Results. Overall 158 patients were registered from January 2010 to December 2014; 3 were not eligible, leaving 155 evaluable patients. Sixty-two patients (40%) were ≥ 10 years, 73 (47%) had ≥50,000 WBC count at diagnosis, 103 (84%) had p190. 102 (66%) patients achieved both early good response and CR1 at end of IA and were classified as good risk, while the remaining 53 (34%) were at poor risk. CR1 was achieved by 151 patients (97%) at the end of Induction and by the remaining 4 at the end of IB. Overall, 59 patients (38%) underwent HSCT in CR1. Nineteen patients discontinued treatment, 17 during chemotherapy, 15 due to serious adverse events (SAE, of which 9 related to imatinib - mainly infections) and the remaining 2 to MRD increase (1) and to transfer to adult unit (1). Among patients who underwent HSCT in CR1, 2 discontinued imatinib after HSCT, due to MRD increase (1) and gastrointestinal toxicity related to imatinib (1). Overall, 185 SAE were observed in 86 (55%) patients. The most frequent SAE was infection which occurred in 50 (32%) patients. Other toxicities included osteonecrosis (7 patients, 5%) and gastrointestinal disorders (9 patients, 6%). On the complete cohort of 155 patients, with a median follow-up of 57 months (range 1-86), the 5-year EFS and survival were 57.0 (SE 4.1) and 71.8 (SE 3.8), respectively. The 5-year cumulative incidence of relapse was 26.9 (SE 3.7). Overall, 65 events occurred, 46 in 96 patients who received chemotherapy only (32 relapses and 14 deaths in CCR) and 19 in 59 HSCT in CR1 (8 relapses and 11 deaths in CCR). Overall, relapses occurred in the BM (22), BM+CNS (11), BM+eye (1) and CNS (6). All deaths in CCR, except for 1 in chemotherapy and 3 after HSCT, were due to infection. Half of the deaths in CCR (12/25) occurred in 2 unexpected clusters, in HSCT performed in 2010-2011 and in chemotherapy-only patients ≥ 10 years. Further investigations did not reveal any common pattern within the clusters.
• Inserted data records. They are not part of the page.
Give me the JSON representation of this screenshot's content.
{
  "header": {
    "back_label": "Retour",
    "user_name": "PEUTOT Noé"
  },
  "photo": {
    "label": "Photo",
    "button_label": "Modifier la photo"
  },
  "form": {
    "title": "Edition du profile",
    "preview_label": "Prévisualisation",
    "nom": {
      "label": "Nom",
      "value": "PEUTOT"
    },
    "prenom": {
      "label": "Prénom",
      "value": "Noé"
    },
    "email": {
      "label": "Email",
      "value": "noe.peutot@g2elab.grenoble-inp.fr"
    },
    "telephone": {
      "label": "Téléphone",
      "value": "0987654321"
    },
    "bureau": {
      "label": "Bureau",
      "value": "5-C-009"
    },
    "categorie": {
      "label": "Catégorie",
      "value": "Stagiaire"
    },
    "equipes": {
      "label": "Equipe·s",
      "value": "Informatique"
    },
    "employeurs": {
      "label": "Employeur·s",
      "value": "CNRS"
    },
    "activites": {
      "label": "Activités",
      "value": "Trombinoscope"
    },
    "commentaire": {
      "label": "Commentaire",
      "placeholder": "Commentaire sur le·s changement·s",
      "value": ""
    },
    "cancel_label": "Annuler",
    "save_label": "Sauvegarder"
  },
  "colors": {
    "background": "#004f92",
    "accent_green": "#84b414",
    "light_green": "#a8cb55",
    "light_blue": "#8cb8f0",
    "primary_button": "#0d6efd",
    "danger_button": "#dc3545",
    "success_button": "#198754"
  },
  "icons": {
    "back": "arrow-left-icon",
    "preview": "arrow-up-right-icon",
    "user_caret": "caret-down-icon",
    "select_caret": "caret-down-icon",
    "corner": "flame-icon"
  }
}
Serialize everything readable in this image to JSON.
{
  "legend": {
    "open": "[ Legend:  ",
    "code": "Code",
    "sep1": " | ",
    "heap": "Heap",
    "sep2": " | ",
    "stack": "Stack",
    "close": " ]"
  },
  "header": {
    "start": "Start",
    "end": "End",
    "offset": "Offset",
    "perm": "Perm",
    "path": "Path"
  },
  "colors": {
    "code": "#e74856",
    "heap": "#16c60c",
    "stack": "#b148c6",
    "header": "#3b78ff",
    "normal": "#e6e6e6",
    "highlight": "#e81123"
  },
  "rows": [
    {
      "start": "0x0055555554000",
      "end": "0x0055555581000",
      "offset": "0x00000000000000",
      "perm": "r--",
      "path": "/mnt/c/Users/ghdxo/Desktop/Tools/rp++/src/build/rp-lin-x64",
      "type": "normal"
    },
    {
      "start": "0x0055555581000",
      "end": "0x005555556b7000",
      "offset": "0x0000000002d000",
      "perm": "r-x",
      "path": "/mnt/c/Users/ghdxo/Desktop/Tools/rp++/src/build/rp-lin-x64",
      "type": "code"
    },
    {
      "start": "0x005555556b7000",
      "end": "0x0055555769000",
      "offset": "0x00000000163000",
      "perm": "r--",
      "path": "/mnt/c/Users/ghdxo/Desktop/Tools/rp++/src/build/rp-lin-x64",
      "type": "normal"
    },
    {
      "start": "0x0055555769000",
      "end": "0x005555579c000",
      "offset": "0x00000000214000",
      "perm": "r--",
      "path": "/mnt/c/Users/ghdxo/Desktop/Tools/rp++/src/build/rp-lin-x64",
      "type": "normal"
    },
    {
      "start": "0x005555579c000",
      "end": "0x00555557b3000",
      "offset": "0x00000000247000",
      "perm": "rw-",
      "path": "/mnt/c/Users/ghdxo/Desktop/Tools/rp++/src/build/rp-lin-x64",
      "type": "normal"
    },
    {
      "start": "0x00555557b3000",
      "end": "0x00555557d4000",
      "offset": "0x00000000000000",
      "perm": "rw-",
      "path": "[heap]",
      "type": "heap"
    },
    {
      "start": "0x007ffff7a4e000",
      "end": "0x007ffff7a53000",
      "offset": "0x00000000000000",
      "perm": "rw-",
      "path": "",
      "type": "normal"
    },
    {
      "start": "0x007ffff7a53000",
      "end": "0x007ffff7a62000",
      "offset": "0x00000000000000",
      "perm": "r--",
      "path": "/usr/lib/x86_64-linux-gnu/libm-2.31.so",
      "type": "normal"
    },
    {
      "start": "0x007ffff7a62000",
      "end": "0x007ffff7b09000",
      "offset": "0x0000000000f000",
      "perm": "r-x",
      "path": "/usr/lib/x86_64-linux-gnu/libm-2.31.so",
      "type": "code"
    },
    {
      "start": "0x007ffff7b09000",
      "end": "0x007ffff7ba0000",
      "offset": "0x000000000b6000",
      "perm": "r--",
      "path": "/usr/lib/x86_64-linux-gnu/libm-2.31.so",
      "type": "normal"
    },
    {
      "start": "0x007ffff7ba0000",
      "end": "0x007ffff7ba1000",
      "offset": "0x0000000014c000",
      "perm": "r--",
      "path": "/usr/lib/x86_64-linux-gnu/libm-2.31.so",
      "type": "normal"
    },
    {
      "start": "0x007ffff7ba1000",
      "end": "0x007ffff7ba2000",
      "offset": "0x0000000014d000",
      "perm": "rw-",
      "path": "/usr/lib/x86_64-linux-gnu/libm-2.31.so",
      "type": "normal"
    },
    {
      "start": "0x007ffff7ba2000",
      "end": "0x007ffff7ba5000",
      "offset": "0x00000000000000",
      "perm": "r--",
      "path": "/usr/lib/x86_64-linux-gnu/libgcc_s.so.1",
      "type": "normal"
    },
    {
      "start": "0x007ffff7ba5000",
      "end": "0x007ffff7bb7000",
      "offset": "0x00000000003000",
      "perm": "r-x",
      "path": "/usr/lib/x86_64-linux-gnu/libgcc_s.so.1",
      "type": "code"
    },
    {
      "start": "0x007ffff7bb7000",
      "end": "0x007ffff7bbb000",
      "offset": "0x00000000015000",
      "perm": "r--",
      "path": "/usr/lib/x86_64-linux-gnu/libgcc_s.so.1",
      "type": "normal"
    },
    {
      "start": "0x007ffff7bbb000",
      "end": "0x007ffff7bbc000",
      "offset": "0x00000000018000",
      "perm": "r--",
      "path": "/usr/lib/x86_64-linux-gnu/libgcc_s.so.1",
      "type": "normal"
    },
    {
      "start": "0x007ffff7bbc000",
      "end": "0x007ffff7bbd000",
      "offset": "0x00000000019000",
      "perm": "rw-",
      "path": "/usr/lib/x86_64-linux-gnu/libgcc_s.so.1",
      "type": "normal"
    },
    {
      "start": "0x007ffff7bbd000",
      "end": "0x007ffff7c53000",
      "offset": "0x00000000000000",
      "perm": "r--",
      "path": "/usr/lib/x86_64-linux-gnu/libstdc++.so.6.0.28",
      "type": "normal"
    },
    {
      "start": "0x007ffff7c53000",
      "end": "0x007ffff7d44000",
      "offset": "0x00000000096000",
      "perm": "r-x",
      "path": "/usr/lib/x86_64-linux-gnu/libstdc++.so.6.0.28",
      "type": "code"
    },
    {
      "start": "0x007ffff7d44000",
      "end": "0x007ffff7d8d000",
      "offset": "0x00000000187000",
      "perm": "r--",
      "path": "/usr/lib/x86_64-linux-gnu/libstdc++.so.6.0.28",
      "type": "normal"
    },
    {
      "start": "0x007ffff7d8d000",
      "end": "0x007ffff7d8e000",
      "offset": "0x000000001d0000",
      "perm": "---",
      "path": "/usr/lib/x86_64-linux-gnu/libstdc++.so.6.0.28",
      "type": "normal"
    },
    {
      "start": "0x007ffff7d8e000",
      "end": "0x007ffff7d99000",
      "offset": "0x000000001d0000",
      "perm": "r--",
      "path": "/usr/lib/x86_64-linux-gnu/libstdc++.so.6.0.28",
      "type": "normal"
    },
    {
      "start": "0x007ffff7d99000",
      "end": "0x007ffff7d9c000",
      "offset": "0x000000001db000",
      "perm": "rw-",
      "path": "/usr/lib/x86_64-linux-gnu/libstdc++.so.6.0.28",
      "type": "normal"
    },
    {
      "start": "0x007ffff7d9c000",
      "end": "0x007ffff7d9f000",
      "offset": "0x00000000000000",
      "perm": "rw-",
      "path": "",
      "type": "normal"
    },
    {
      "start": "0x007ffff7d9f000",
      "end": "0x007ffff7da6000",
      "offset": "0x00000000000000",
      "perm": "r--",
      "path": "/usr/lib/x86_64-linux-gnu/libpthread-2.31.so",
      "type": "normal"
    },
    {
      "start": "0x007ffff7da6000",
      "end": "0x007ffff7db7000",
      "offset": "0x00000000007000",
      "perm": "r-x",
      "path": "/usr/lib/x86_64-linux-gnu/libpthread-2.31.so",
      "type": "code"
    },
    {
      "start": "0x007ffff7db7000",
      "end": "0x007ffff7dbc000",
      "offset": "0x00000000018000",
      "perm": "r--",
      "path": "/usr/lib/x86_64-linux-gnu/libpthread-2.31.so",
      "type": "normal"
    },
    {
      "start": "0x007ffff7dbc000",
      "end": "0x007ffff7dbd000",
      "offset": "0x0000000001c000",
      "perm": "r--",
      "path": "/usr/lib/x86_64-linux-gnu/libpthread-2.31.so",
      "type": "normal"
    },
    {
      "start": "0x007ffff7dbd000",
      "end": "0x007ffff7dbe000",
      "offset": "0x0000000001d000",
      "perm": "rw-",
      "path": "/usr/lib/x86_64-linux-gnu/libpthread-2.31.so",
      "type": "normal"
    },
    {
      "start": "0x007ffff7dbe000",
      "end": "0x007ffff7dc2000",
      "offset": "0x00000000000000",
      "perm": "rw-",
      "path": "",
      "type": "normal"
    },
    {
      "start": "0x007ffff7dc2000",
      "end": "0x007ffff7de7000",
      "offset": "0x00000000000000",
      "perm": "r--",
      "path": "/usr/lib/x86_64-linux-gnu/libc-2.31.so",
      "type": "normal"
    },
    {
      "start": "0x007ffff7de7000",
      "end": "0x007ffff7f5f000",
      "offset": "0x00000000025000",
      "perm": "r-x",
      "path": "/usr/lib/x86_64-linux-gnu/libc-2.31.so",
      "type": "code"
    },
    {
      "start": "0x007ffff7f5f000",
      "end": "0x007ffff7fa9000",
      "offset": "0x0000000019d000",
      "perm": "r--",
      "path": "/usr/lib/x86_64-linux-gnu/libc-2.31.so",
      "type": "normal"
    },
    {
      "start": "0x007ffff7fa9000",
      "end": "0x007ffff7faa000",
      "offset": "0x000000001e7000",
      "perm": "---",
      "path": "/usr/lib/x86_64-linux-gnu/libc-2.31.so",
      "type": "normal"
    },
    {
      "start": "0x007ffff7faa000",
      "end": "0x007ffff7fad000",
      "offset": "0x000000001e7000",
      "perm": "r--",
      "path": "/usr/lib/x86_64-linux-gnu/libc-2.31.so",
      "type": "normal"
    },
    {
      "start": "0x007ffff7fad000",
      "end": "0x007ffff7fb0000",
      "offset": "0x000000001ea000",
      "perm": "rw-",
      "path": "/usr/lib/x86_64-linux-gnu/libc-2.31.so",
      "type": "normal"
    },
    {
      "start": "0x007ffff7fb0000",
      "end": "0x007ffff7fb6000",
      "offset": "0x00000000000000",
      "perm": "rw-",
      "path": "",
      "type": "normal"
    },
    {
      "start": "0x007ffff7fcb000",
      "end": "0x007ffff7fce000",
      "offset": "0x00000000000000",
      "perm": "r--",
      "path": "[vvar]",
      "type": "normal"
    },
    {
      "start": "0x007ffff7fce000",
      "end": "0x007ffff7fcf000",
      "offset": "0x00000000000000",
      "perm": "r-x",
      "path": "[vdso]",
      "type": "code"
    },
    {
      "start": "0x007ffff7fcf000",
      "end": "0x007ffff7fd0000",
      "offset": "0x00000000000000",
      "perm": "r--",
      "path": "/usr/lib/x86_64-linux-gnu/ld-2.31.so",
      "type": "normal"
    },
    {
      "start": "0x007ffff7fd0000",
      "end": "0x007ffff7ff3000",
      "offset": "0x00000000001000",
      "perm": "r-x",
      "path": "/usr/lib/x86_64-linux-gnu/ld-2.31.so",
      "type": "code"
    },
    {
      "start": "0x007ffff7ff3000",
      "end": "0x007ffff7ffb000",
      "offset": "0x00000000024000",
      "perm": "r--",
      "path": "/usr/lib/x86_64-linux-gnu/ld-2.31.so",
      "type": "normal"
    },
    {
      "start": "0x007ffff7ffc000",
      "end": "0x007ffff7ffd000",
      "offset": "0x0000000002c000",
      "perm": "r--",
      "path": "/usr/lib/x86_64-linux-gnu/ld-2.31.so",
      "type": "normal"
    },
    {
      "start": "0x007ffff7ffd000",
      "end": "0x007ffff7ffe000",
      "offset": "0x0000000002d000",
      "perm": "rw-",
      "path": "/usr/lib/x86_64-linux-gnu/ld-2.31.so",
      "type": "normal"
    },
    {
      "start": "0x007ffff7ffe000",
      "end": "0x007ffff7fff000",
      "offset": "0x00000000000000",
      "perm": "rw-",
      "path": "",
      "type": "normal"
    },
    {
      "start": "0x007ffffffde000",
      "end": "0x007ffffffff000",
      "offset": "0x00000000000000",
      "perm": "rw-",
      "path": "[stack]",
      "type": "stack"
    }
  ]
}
Conclusions: Addition of imatinib given continuously since day 15 of induction markedly increased CR rate to 97% from 50% of the EsPhALL 2004-2009 study. Moreover, in EsPhALL 2010-2014 only 38% of patients underwent HSCT in CR1 (decreasing from 56% in 2010 to 28% in 2014), compared with 81% in the previous study. In spite of this marked decrease in HSCT, the outcome was similar in the 2 studies: 5-year EFS and survival were 57.0% and 71.8% versus 60.3% and 71.6%, respectively in EsPhALL 2010-2014 versus EsPhALL 2004-2009.

Disclosures: Cazzaniga: Fondazione Tettamanti onlus: Employment; Italian Association for Cancer Research: Research Funding. Saha: Shire: Research Funding. Schrappe: Medac: Consultancy, Research Funding; SigmaTau: Consultancy, Research Funding; Novartis: Consultancy, Research Funding; JAZZ Pharma: Consultancy, Research Funding; Baxalta: Consultancy, Research Funding.

Previous Abstract | Next Abstract >>
*signifies non-member of ASH